Your instructions: Check each line of the data below for the string "name", then report how many lines have it and nothing else.

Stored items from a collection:
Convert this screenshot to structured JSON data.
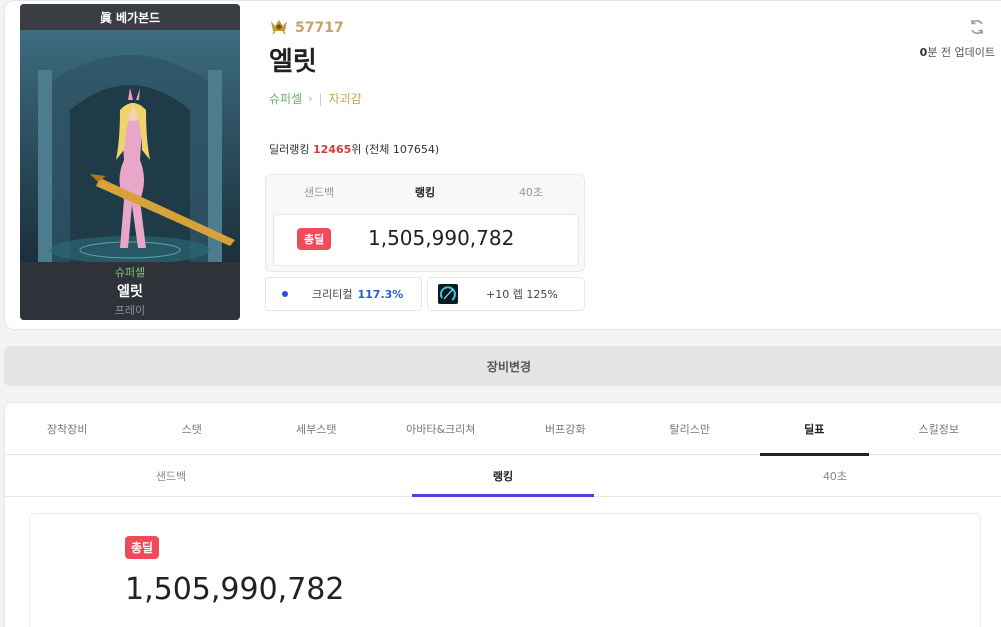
{
  "character": {
    "server": "眞 베가본드",
    "adventure": "슈퍼셀",
    "name": "엘릿",
    "job": "프레이"
  },
  "header": {
    "fame": "57717",
    "name": "엘릿",
    "adventure_link": "슈퍼셀",
    "guild": "자괴감",
    "update_minutes": "0",
    "update_suffix": "분 전 업데이트"
  },
  "ranking_line": {
    "prefix": "딜러랭킹 ",
    "rank": "12465",
    "suffix": "위 (전체 107654)"
  },
  "mini_panel": {
    "tabs": [
      "샌드백",
      "랭킹",
      "40초"
    ],
    "active_tab": 1,
    "badge": "총딜",
    "value": "1,505,990,782"
  },
  "stats": {
    "crit_label": "크리티컬",
    "crit_value": "117.3%",
    "weapon_text": "+10 렙 125%"
  },
  "equip_change_label": "장비변경",
  "main_tabs": [
    "장착장비",
    "스탯",
    "세부스탯",
    "아바타&크리쳐",
    "버프강화",
    "탈리스만",
    "딜표",
    "스킬정보"
  ],
  "main_active": 6,
  "sub_tabs": [
    "샌드백",
    "랭킹",
    "40초"
  ],
  "sub_active": 1,
  "result": {
    "badge": "총딜",
    "value": "1,505,990,782"
  },
  "colors": {
    "accent_red": "#ef4b5a",
    "accent_blue": "#2360d8",
    "tab_indicator": "#4b3fd9",
    "fame_gold": "#c6a36a",
    "adventure_green": "#6cb467"
  },
  "icons": [
    "fame-icon",
    "refresh-icon",
    "chevron-right-icon",
    "weapon-icon"
  ]
}
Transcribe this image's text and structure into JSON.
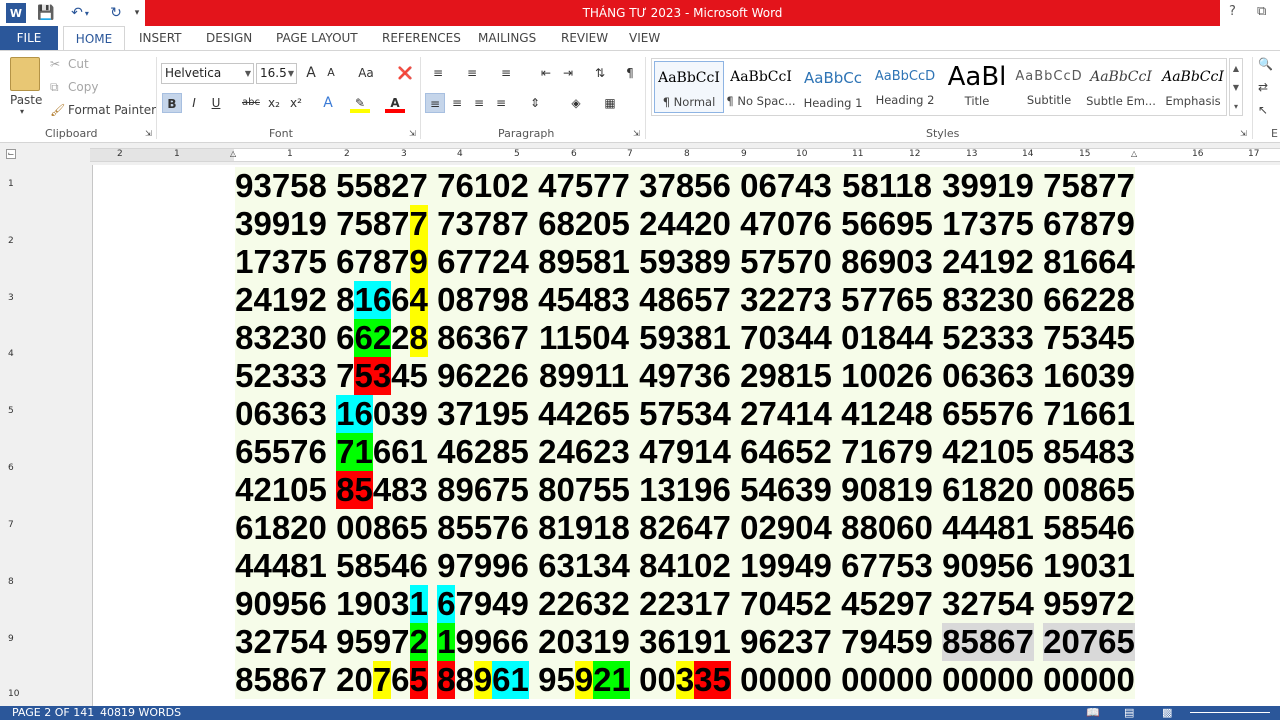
{
  "title": "THÁNG TƯ 2023 -  Microsoft Word",
  "titlebar_right": {
    "help": "?",
    "restore": "⧉"
  },
  "tabs": [
    "FILE",
    "HOME",
    "INSERT",
    "DESIGN",
    "PAGE LAYOUT",
    "REFERENCES",
    "MAILINGS",
    "REVIEW",
    "VIEW"
  ],
  "clipboard": {
    "paste": "Paste",
    "cut": "Cut",
    "copy": "Copy",
    "format_painter": "Format Painter",
    "label": "Clipboard"
  },
  "font": {
    "name": "Helvetica",
    "size": "16.5",
    "label": "Font",
    "grow": "A",
    "shrink": "A",
    "case": "Aa",
    "bold": "B",
    "italic": "I",
    "underline": "U",
    "strike": "abc",
    "sub": "x₂",
    "sup": "x²"
  },
  "paragraph": {
    "label": "Paragraph",
    "pilcrow": "¶"
  },
  "styles": {
    "label": "Styles",
    "items": [
      {
        "sample": "AaBbCcI",
        "name": "¶ Normal"
      },
      {
        "sample": "AaBbCcI",
        "name": "¶ No Spac..."
      },
      {
        "sample": "AaBbCc",
        "name": "Heading 1"
      },
      {
        "sample": "AaBbCcD",
        "name": "Heading 2"
      },
      {
        "sample": "AaBl",
        "name": "Title"
      },
      {
        "sample": "AaBbCcD",
        "name": "Subtitle"
      },
      {
        "sample": "AaBbCcI",
        "name": "Subtle Em..."
      },
      {
        "sample": "AaBbCcI",
        "name": "Emphasis"
      }
    ]
  },
  "editing_label": "E",
  "ruler_h": [
    "2",
    "1",
    "1",
    "2",
    "3",
    "4",
    "5",
    "6",
    "7",
    "8",
    "9",
    "10",
    "11",
    "12",
    "13",
    "14",
    "15",
    "16",
    "17",
    "18"
  ],
  "ruler_v": [
    "1",
    "2",
    "3",
    "4",
    "5",
    "6",
    "7",
    "8",
    "9",
    "10"
  ],
  "rows": [
    [
      "93758",
      "55827",
      "76102",
      "47577",
      "37856",
      "06743",
      "58118",
      "39919",
      "75877"
    ],
    [
      "39919",
      "75877",
      "73787",
      "68205",
      "24420",
      "47076",
      "56695",
      "17375",
      "67879"
    ],
    [
      "17375",
      "67879",
      "67724",
      "89581",
      "59389",
      "57570",
      "86903",
      "24192",
      "81664"
    ],
    [
      "24192",
      "81664",
      "08798",
      "45483",
      "48657",
      "32273",
      "57765",
      "83230",
      "66228"
    ],
    [
      "83230",
      "66228",
      "86367",
      "11504",
      "59381",
      "70344",
      "01844",
      "52333",
      "75345"
    ],
    [
      "52333",
      "75345",
      "96226",
      "89911",
      "49736",
      "29815",
      "10026",
      "06363",
      "16039"
    ],
    [
      "06363",
      "16039",
      "37195",
      "44265",
      "57534",
      "27414",
      "41248",
      "65576",
      "71661"
    ],
    [
      "65576",
      "71661",
      "46285",
      "24623",
      "47914",
      "64652",
      "71679",
      "42105",
      "85483"
    ],
    [
      "42105",
      "85483",
      "89675",
      "80755",
      "13196",
      "54639",
      "90819",
      "61820",
      "00865"
    ],
    [
      "61820",
      "00865",
      "85576",
      "81918",
      "82647",
      "02904",
      "88060",
      "44481",
      "58546"
    ],
    [
      "44481",
      "58546",
      "97996",
      "63134",
      "84102",
      "19949",
      "67753",
      "90956",
      "19031"
    ],
    [
      "90956",
      "19031",
      "67949",
      "22632",
      "22317",
      "70452",
      "45297",
      "32754",
      "95972"
    ],
    [
      "32754",
      "95972",
      "19966",
      "20319",
      "36191",
      "96237",
      "79459",
      "85867",
      "20765"
    ],
    [
      "85867",
      "20765",
      "88961",
      "95921",
      "00335",
      "00000",
      "00000",
      "00000",
      "00000"
    ]
  ],
  "colors": {
    "yellow": "#ffff00",
    "cyan": "#00ffff",
    "green": "#00ff00",
    "red": "#ff0000",
    "gray": "#d9d9d9",
    "row_bg": "#f6fce9",
    "accent": "#2b579a",
    "title_red": "#e3141b"
  },
  "highlights": [
    {
      "row": 1,
      "col": 1,
      "start": 4,
      "len": 1,
      "color": "yellow"
    },
    {
      "row": 2,
      "col": 1,
      "start": 4,
      "len": 1,
      "color": "yellow"
    },
    {
      "row": 3,
      "col": 1,
      "start": 1,
      "len": 2,
      "color": "cyan"
    },
    {
      "row": 3,
      "col": 1,
      "start": 4,
      "len": 1,
      "color": "yellow"
    },
    {
      "row": 4,
      "col": 1,
      "start": 1,
      "len": 2,
      "color": "green"
    },
    {
      "row": 4,
      "col": 1,
      "start": 4,
      "len": 1,
      "color": "yellow"
    },
    {
      "row": 5,
      "col": 1,
      "start": 1,
      "len": 2,
      "color": "red"
    },
    {
      "row": 6,
      "col": 1,
      "start": 0,
      "len": 2,
      "color": "cyan"
    },
    {
      "row": 7,
      "col": 1,
      "start": 0,
      "len": 2,
      "color": "green"
    },
    {
      "row": 8,
      "col": 1,
      "start": 0,
      "len": 2,
      "color": "red"
    },
    {
      "row": 11,
      "col": 1,
      "start": 4,
      "len": 1,
      "color": "cyan"
    },
    {
      "row": 11,
      "col": 2,
      "start": 0,
      "len": 1,
      "color": "cyan"
    },
    {
      "row": 12,
      "col": 1,
      "start": 4,
      "len": 1,
      "color": "green"
    },
    {
      "row": 12,
      "col": 2,
      "start": 0,
      "len": 1,
      "color": "green"
    },
    {
      "row": 12,
      "col": 7,
      "start": 0,
      "len": 5,
      "color": "gray"
    },
    {
      "row": 12,
      "col": 8,
      "start": 0,
      "len": 5,
      "color": "gray"
    },
    {
      "row": 13,
      "col": 1,
      "start": 2,
      "len": 1,
      "color": "yellow"
    },
    {
      "row": 13,
      "col": 1,
      "start": 4,
      "len": 1,
      "color": "red"
    },
    {
      "row": 13,
      "col": 2,
      "start": 0,
      "len": 1,
      "color": "red"
    },
    {
      "row": 13,
      "col": 2,
      "start": 2,
      "len": 1,
      "color": "yellow"
    },
    {
      "row": 13,
      "col": 2,
      "start": 3,
      "len": 2,
      "color": "cyan"
    },
    {
      "row": 13,
      "col": 3,
      "start": 2,
      "len": 1,
      "color": "yellow"
    },
    {
      "row": 13,
      "col": 3,
      "start": 3,
      "len": 2,
      "color": "green"
    },
    {
      "row": 13,
      "col": 4,
      "start": 2,
      "len": 1,
      "color": "yellow"
    },
    {
      "row": 13,
      "col": 4,
      "start": 3,
      "len": 2,
      "color": "red"
    }
  ],
  "status": {
    "page": "PAGE 2 OF 141",
    "words": "40819 WORDS"
  }
}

Response for this exercise: 11